**Task brief**
Copy every line below that has the word "months" in it.

**Data shown**
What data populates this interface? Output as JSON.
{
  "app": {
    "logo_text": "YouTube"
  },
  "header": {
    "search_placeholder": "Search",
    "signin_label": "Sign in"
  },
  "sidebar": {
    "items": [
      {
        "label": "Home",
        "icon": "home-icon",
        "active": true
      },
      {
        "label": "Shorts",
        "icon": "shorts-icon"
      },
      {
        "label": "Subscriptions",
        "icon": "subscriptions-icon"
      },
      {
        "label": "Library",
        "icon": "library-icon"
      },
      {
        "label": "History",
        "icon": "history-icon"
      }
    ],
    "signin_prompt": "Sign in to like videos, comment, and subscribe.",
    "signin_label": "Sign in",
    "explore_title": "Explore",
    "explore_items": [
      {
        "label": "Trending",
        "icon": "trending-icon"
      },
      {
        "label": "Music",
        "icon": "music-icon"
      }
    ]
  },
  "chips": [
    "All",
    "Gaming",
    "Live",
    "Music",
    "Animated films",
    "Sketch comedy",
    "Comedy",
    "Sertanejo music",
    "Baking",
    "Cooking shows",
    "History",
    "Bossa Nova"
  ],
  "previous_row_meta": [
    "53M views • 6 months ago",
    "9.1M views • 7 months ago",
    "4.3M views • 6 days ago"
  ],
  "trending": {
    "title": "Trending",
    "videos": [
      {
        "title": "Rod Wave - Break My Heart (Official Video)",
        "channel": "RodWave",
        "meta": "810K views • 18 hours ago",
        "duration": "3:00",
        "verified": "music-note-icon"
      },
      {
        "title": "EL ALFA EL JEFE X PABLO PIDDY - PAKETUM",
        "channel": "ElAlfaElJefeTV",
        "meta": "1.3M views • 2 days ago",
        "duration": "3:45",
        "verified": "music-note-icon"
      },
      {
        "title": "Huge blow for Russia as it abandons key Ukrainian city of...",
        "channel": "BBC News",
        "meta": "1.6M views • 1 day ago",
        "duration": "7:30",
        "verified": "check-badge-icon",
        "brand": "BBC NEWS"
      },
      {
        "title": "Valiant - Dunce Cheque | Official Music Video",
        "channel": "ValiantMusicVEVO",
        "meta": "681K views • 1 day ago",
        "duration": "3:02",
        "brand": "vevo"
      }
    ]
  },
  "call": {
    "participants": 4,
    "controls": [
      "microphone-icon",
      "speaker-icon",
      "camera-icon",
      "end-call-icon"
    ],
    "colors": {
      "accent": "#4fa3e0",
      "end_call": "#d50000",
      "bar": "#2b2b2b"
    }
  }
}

**Result below**
    "53M views • 6 months ago",
    "9.1M views • 7 months ago",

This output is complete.